- Problem
Spot each line in the records below where the word "region" occurs, then copy it.

- Data for review
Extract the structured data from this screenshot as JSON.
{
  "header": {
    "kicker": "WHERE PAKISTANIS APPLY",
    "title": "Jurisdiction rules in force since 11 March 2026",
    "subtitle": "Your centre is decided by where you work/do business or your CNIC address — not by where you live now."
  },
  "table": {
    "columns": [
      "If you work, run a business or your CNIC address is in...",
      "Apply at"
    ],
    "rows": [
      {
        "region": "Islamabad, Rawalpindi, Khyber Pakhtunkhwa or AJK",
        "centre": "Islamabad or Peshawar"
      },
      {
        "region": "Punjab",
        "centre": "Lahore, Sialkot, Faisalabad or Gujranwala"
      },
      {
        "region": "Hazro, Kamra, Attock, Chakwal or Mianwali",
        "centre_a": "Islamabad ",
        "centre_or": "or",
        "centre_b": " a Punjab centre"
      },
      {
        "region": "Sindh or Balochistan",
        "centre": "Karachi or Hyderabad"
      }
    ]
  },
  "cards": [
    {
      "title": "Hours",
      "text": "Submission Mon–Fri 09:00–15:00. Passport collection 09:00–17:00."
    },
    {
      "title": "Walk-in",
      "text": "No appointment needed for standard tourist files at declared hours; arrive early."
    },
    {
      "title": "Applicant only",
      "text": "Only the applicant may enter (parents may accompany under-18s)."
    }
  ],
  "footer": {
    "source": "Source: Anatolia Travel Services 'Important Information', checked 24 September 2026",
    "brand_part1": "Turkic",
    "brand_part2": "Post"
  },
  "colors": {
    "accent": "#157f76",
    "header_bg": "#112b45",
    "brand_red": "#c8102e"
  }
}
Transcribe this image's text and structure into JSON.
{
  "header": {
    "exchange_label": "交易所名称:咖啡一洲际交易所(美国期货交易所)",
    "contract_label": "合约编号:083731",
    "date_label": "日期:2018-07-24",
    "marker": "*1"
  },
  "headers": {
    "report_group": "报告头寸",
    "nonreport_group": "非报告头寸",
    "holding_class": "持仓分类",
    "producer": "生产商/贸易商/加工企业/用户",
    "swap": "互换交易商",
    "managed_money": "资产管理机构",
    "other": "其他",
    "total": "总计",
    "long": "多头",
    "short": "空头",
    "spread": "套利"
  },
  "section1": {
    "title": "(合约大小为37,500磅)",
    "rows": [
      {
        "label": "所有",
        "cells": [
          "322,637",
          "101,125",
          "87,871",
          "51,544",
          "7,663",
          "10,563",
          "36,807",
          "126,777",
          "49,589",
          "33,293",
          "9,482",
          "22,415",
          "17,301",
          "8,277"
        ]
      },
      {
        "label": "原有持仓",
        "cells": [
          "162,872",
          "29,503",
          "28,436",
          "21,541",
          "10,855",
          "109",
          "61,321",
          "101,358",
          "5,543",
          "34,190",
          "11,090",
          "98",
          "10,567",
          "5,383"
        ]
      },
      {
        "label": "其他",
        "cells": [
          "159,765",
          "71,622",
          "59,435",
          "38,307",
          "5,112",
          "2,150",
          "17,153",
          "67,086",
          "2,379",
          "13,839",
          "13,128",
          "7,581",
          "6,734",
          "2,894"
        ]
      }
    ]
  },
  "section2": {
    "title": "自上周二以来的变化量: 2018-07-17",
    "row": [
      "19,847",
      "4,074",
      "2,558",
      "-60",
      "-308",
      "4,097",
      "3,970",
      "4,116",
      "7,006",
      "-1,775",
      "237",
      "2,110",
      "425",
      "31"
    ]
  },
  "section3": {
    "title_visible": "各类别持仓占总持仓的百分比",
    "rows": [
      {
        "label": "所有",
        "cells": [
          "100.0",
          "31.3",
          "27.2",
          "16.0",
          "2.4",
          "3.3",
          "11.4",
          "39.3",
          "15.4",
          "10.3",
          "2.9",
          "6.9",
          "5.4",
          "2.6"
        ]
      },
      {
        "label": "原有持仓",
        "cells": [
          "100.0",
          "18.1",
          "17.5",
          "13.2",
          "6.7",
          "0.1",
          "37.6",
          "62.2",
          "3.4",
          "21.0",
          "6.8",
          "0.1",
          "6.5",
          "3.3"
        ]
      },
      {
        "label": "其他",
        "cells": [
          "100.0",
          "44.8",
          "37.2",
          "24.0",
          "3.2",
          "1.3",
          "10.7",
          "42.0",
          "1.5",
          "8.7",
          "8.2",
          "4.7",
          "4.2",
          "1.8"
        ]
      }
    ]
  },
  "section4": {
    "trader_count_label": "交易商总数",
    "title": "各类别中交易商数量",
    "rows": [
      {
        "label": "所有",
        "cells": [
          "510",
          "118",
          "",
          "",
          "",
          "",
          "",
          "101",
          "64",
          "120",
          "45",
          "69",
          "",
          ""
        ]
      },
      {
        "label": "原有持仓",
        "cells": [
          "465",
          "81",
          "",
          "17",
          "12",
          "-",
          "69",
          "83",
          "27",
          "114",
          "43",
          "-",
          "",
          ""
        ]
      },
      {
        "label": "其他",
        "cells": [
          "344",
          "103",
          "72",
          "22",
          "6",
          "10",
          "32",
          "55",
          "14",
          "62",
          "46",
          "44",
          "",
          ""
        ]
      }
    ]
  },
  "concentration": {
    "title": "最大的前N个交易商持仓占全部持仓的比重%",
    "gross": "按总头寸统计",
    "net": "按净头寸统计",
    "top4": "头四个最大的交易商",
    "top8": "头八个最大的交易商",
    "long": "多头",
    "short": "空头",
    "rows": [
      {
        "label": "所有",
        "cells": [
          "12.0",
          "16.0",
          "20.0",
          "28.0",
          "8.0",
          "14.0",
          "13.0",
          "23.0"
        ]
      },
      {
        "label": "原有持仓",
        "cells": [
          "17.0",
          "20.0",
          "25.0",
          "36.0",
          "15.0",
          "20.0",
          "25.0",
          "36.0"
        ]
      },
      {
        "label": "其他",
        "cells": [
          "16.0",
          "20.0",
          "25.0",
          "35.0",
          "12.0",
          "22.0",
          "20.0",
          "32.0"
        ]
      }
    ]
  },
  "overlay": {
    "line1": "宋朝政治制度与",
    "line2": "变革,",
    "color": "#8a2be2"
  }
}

- Answer space
        "region": "Islamabad, Rawalpindi, Khyber Pakhtunkhwa or AJK",
        "region": "Punjab",
        "region": "Hazro, Kamra, Attock, Chakwal or Mianwali",
        "region": "Sindh or Balochistan",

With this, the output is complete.